▶ [ENTRIES SHOWN]:
- - - -

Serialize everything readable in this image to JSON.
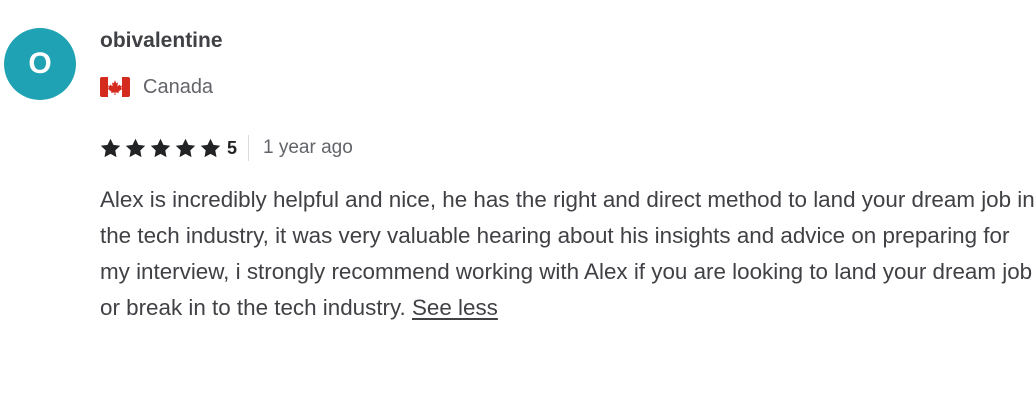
{
  "review": {
    "avatar": {
      "initial": "O",
      "color": "#1fa2b3"
    },
    "username": "obivalentine",
    "country": {
      "flag_icon": "canada-flag-icon",
      "name": "Canada"
    },
    "rating": {
      "stars": 5,
      "star_icon": "star-icon",
      "value_text": "5"
    },
    "time_ago": "1 year ago",
    "text": "Alex is incredibly helpful and nice, he has the right and direct method to land your dream job in the tech industry, it was very valuable hearing about his insights and advice on preparing for my interview, i strongly recommend working with Alex if you are looking to land your dream job or break in to the tech industry.",
    "see_less_label": "See less"
  },
  "colors": {
    "text": "#404145",
    "muted": "#62646a",
    "star": "#222325",
    "flag_red": "#d52b1e"
  }
}
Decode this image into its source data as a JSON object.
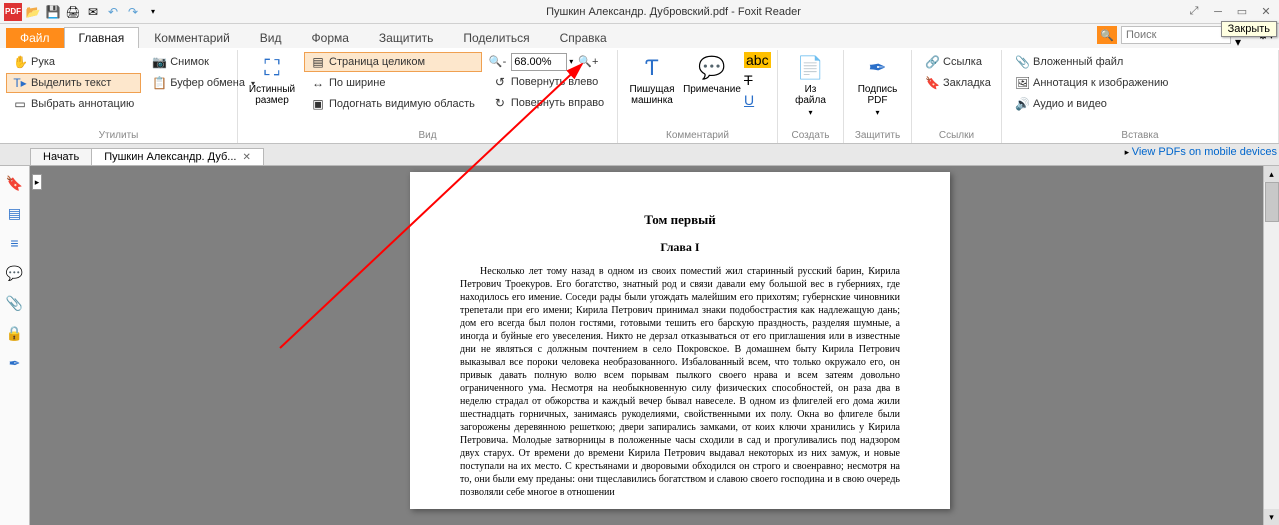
{
  "titlebar": {
    "title": "Пушкин Александр. Дубровский.pdf - Foxit Reader",
    "close_tooltip": "Закрыть"
  },
  "tabs": {
    "file": "Файл",
    "items": [
      "Главная",
      "Комментарий",
      "Вид",
      "Форма",
      "Защитить",
      "Поделиться",
      "Справка"
    ],
    "active_index": 0,
    "search_placeholder": "Поиск"
  },
  "ribbon": {
    "groups": {
      "utilities": {
        "label": "Утилиты",
        "hand": "Рука",
        "select_text": "Выделить текст",
        "select_annot": "Выбрать аннотацию",
        "snapshot": "Снимок",
        "clipboard": "Буфер обмена"
      },
      "view": {
        "label": "Вид",
        "actual_size": "Истинный размер",
        "fit_page": "Страница целиком",
        "fit_width": "По ширине",
        "fit_visible": "Подогнать видимую область",
        "zoom_value": "68.00%",
        "rotate_left": "Повернуть влево",
        "rotate_right": "Повернуть вправо"
      },
      "comment": {
        "label": "Комментарий",
        "typewriter": "Пишущая машинка",
        "note": "Примечание"
      },
      "create": {
        "label": "Создать",
        "from_file": "Из файла"
      },
      "protect": {
        "label": "Защитить",
        "sign": "Подпись PDF"
      },
      "links": {
        "label": "Ссылки",
        "link": "Ссылка",
        "bookmark": "Закладка"
      },
      "insert": {
        "label": "Вставка",
        "attach": "Вложенный файл",
        "image_annot": "Аннотация к изображению",
        "av": "Аудио и видео"
      }
    }
  },
  "doc_tabs": {
    "start": "Начать",
    "doc": "Пушкин Александр. Дуб...",
    "promo": "View PDFs on mobile devices"
  },
  "page": {
    "volume": "Том первый",
    "chapter": "Глава I",
    "body": "Несколько лет тому назад в одном из своих поместий жил старинный русский барин, Кирила Петрович Троекуров. Его богатство, знатный род и связи давали ему большой вес в губерниях, где находилось его имение. Соседи рады были угождать малейшим его прихотям; губернские чиновники трепетали при его имени; Кирила Петрович принимал знаки подобострастия как надлежащую дань; дом его всегда был полон гостями, готовыми тешить его барскую праздность, разделяя шумные, а иногда и буйные его увеселения. Никто не дерзал отказываться от его приглашения или в известные дни не являться с должным почтением в село Покровское. В домашнем быту Кирила Петрович выказывал все пороки человека необразованного. Избалованный всем, что только окружало его, он привык давать полную волю всем порывам пылкого своего нрава и всем затеям довольно ограниченного ума. Несмотря на необыкновенную силу физических способностей, он раза два в неделю страдал от обжорства и каждый вечер бывал навеселе. В одном из флигелей его дома жили шестнадцать горничных, занимаясь рукоделиями, свойственными их полу. Окна во флигеле были загорожены деревянною решеткою; двери запирались замками, от коих ключи хранились у Кирила Петровича. Молодые затворницы в положенные часы сходили в сад и прогуливались под надзором двух старух. От времени до времени Кирила Петрович выдавал некоторых из них замуж, и новые поступали на их место. С крестьянами и дворовыми обходился он строго и своенравно; несмотря на то, они были ему преданы: они тщеславились богатством и славою своего господина и в свою очередь позволяли себе многое в отношении"
  }
}
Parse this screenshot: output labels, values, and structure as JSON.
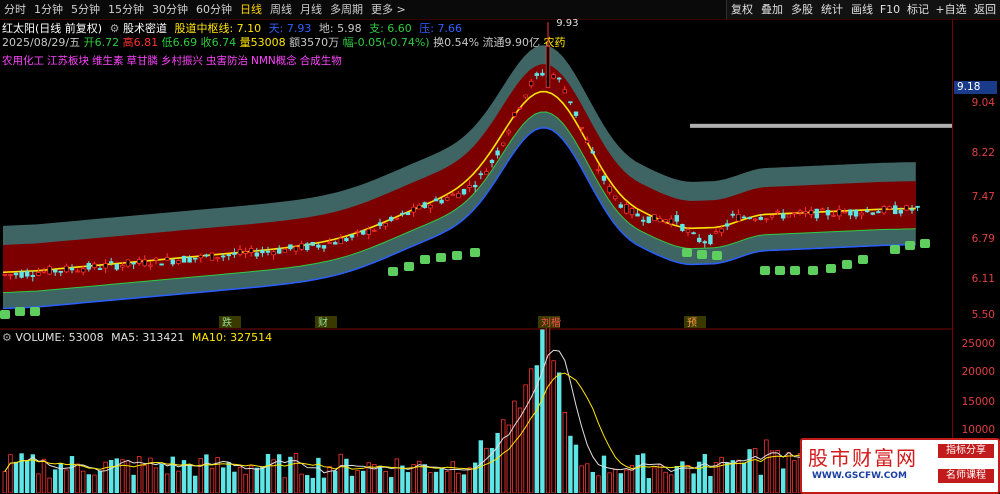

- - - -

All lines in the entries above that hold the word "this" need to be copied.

Serialize everything readable in this image to JSON.
Decode this image into its source data as a JSON object.
Parse this screenshot: output labels, values, and structure as JSON.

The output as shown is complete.